Within the past several weeks, scores of suspected terrorists have been arrested or killed in Pakistan, France, and North Africa. Counterterrorism officials in the United States are focusing on the immediate threat, which appears to be a plan to attack European cities simultaneously with explosives and gunmen. But the events themselves provide a snapshot of how countries are cooperating to counter al-Qaeda and its affiliates in the nine years since September 11, the four years since London was attacked, and the two years since terrorists struck Mumbai.

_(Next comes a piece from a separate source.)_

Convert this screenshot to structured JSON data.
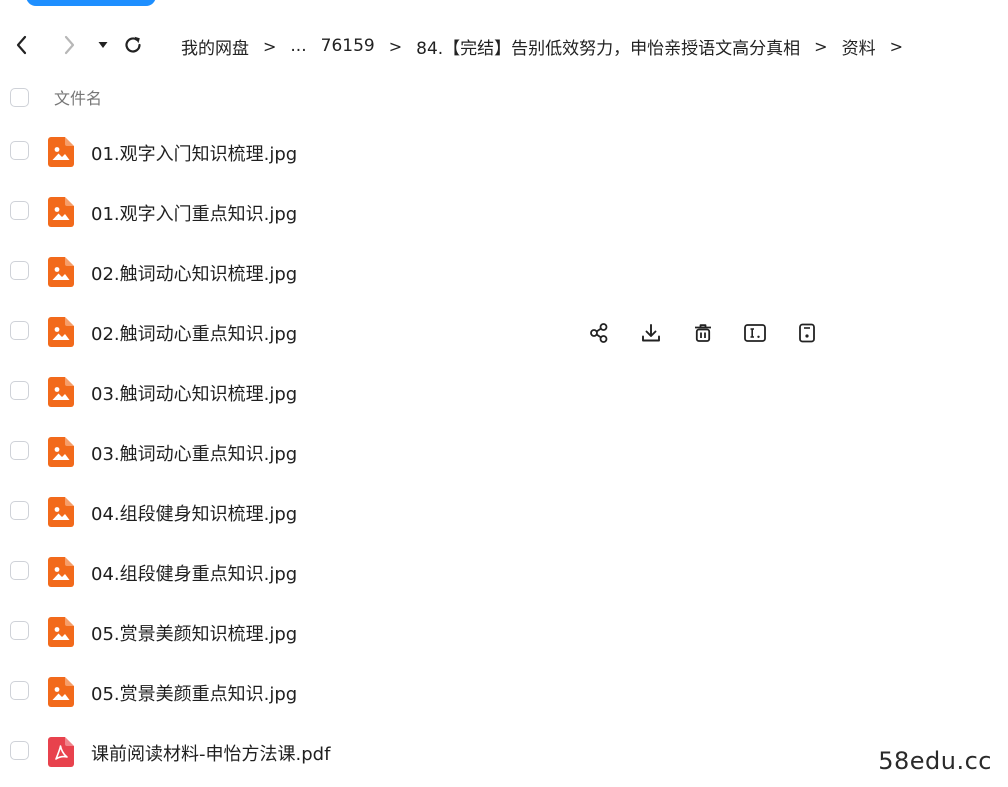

"Robust information-sharing that's occurring back-and-forth across the Pond has contributed to what we know thus far, but there's more to learn," a U.S. official said. "Everyone knows the stakes are high."
The UK has developed what U.S. officials say is a new vein of human intelligence over the past several months and has shared the product with several other countries, including France and Germany. The country's signals intelligence agency, GCHQ, provided the Central Intelligence Agency with data to target Europeans believed to be part of a German-based cell that was plotting the most recent wave of attacks. The CIA, using Hellfire missiles on MQ-9 Reapers, has targeted suspected terrorists congregating in North Waziristan, Pakistan based on the new intelligence. These terrorist suspects include a Nuristani known to the U.S., a Yemeni man who helped facilitate the bombing of the U.S.S. Cole in 1998, several German nationals believed to be part of the current plots, and various Pakistanis and Chechens, according to officials.